My automotive interests gravitate towards metal stamped “made in France,” “made in Italy,” or “made in Germany.” Most of the 12 or so classic cars and mopeds in my fleet fall into one of those categories, and my daily driver — a 60-horsepower, turbodiesel-powered 2007 Renault Kangoo panel van — does, too. I’ve driven and worked on classic Minis in the past, but I never seriously considered buying one until I spotted this forlorn-looking 1972 Morris 850 in the corner of a warehouse in Marseilles, France, in January of 2018.
I hadn’t ventured into the heart of Marseilles (a trip I usually avoid making) in search of a 46-year old British economy car; I only needed a flat-twin engine for my Citroën 2CV. The seller was emptying out his elderly uncle’s shop and he just happened to have both — and much, much more. Its story fascinated me.
It was parked in the warehouse that doubled as a shop in 1980 because its then-owner dropped it off for various repairs and never picked it up. It might have moved around the warehouse over the years, but it had certainly never left it. It was complete, though everything mechanical needed to be replaced, and significantly it was 100% rust free.
I couldn’t let it rot there; even my wife liked it. Several weeks later, I rented a Ford Transit flatbed and somehow maneuvered it around the swarms of unruly scooters buzzing through the narrow, winding streets of Marseilles without embedding one into the truck’s giant grille. The Mini had no key, and the steering wheel was turned and locked, so loading it onto the Transit took ages. I didn’t even have the time to wash it before dropping it off in my storage unit (about 40 minutes away) and returning the flatbed. Come to think of it, I still haven’t washed it. It doesn’t help that the unit has no running water and no electricity.
After buying an ignition switch, I purchased the parts needed to overhaul the entire braking system and started digging in. My goal is to keep it as original as possible; I have zero desire to turn it into a Cooper replica, or into a pseudo race car. I’m keeping the 848cc engine, the four drums, and the 10-inch steelies.
The Mini was unquestionably in rough shape but it nonetheless found ways to surprise me. The tires still held air, for example. The engine wasn’t seized, but its compression was low so I recently drove up to the Lyon area to buy an identical one pulled from a running car with terminal rust. I’ll drop it in after changing the worn-out clutch (remember: the transmission and the engine are one unit in a classic Mini).

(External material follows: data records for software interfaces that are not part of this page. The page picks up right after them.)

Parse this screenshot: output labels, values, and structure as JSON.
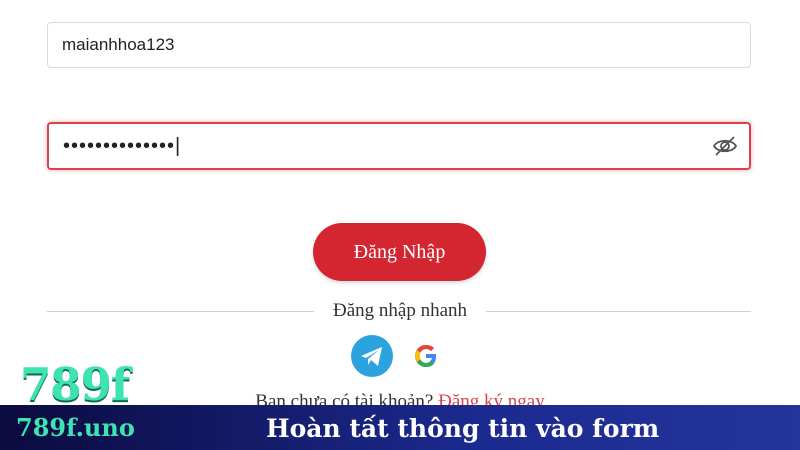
{
  "login_form": {
    "username_value": "maianhhoa123",
    "password_value": "••••••••••••••|",
    "login_button_label": "Đăng Nhập",
    "quick_login_label": "Đăng nhập nhanh",
    "signup_prompt": "Bạn chưa có tài khoản?",
    "signup_link_label": "Đăng ký ngay",
    "social_icons": [
      "telegram-icon",
      "google-icon"
    ],
    "icons": {
      "password_toggle": "eye-slash-icon"
    }
  },
  "banner": {
    "logo_text": "789f",
    "logo_domain": "789f.uno",
    "title": "Hoàn tất thông tin vào form"
  },
  "colors": {
    "accent_red": "#d32630",
    "error_border": "#d9434e",
    "telegram_blue": "#2aa3de",
    "banner_dark": "#0b0b3f",
    "banner_blue": "#23359c",
    "logo_green": "#3ee3b0"
  }
}
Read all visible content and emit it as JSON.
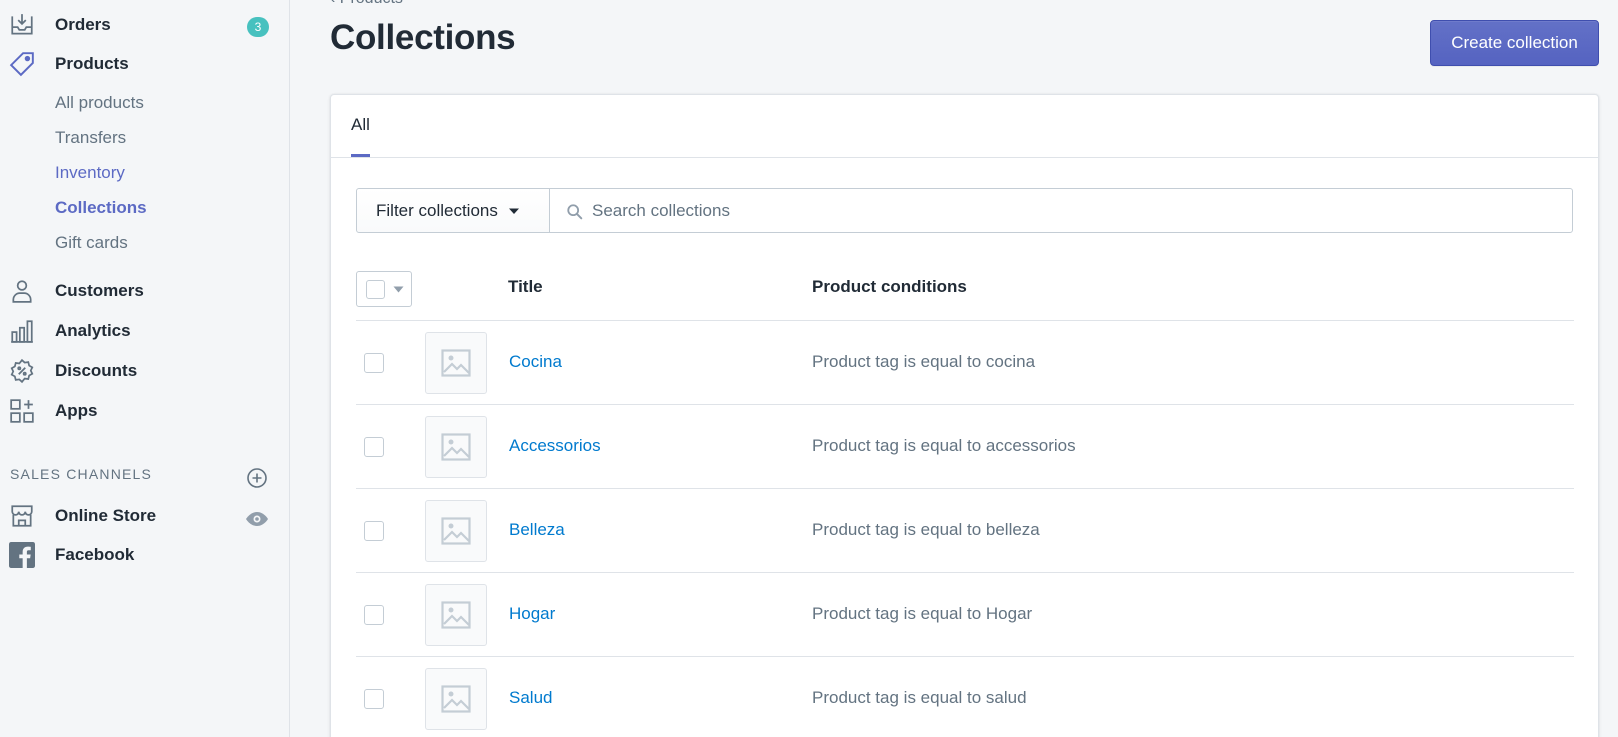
{
  "sidebar": {
    "orders": {
      "label": "Orders",
      "badge": "3"
    },
    "products": {
      "label": "Products",
      "sub_items": [
        "All products",
        "Transfers",
        "Inventory",
        "Collections",
        "Gift cards"
      ]
    },
    "customers": "Customers",
    "analytics": "Analytics",
    "discounts": "Discounts",
    "apps": "Apps",
    "sales_channels_label": "SALES CHANNELS",
    "online_store": "Online Store",
    "facebook": "Facebook"
  },
  "header": {
    "breadcrumb": "‹ Products",
    "title": "Collections",
    "create_button": "Create collection"
  },
  "tabs": [
    "All"
  ],
  "filter": {
    "label": "Filter collections",
    "search_placeholder": "Search collections"
  },
  "table": {
    "columns": [
      "Title",
      "Product conditions"
    ],
    "rows": [
      {
        "title": "Cocina",
        "condition": "Product tag is equal to cocina"
      },
      {
        "title": "Accessorios",
        "condition": "Product tag is equal to accessorios"
      },
      {
        "title": "Belleza",
        "condition": "Product tag is equal to belleza"
      },
      {
        "title": "Hogar",
        "condition": "Product tag is equal to Hogar"
      },
      {
        "title": "Salud",
        "condition": "Product tag is equal to salud"
      }
    ]
  },
  "colors": {
    "accent": "#5c6ac4",
    "link": "#007ace",
    "badge": "#47c1bf"
  }
}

It has never been welded, but it won’t stay that way for long. The passenger-side fender and A-panel both took a hit while it was in storage so they need to be replaced. The Mini has welded-on fenders, so I’ll have to cut it out and weld a new one back on. Matching the paint — which isn’t original — won’t be easy, and I may end up repainting the whole thing. Those are the last items on my to-do list, though. I’ll get it running, driving, inspected, and registered before I do any body work to it.
Deadlines are meant to be broken, aren’t they? In 2018, I optimistically figured I’d have the Mini back on the road within a year. It seemed feasible until I moved an hour and a half away from the storage unit I keep it in. Working on it suddenly became a much more complicated endeavor than it used to be. As I’m gathering parts left and right, and allocating my time and money to other two- and four-wheeled projects, I’m keeping an eye on the classifieds to find a trailer.

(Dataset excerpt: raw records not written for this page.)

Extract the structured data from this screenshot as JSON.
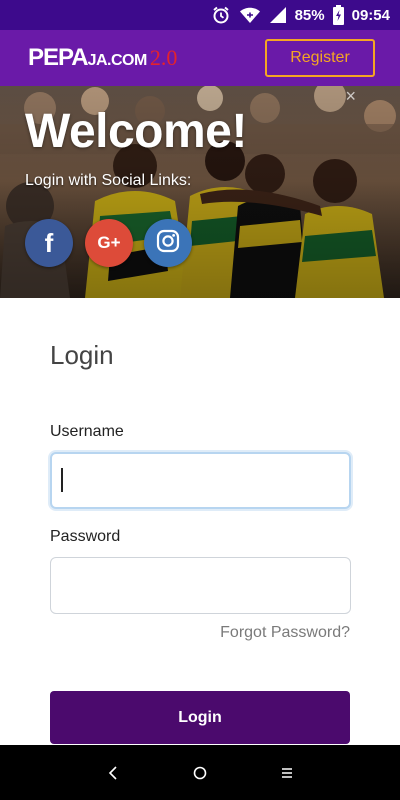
{
  "status_bar": {
    "battery": "85%",
    "time": "09:54",
    "icons": [
      "alarm-icon",
      "wifi-icon",
      "signal-icon",
      "battery-charging-icon"
    ]
  },
  "header": {
    "logo": {
      "part1": "PEPA",
      "part2": "JA.COM",
      "part3": "2.0"
    },
    "register_label": "Register",
    "colors": {
      "bar": "#6a1aa8",
      "status": "#3d0a8c",
      "accent": "#f5a623"
    }
  },
  "hero": {
    "close_glyph": "×",
    "title": "Welcome!",
    "social_label": "Login with Social Links:",
    "social_buttons": [
      {
        "icon": "facebook-icon",
        "glyph": "f",
        "color": "#3b5998"
      },
      {
        "icon": "google-plus-icon",
        "glyph": "G+",
        "color": "#dd4b39"
      },
      {
        "icon": "instagram-icon",
        "color": "#3b74b8"
      }
    ]
  },
  "form": {
    "title": "Login",
    "username_label": "Username",
    "username_value": "",
    "password_label": "Password",
    "password_value": "",
    "forgot_label": "Forgot Password?",
    "submit_label": "Login",
    "submit_color": "#4b0a6d"
  },
  "nav": {
    "buttons": [
      "back-icon",
      "home-icon",
      "menu-icon"
    ]
  }
}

The Mini’s next move will be to yet another garage — the one its future engine is already in.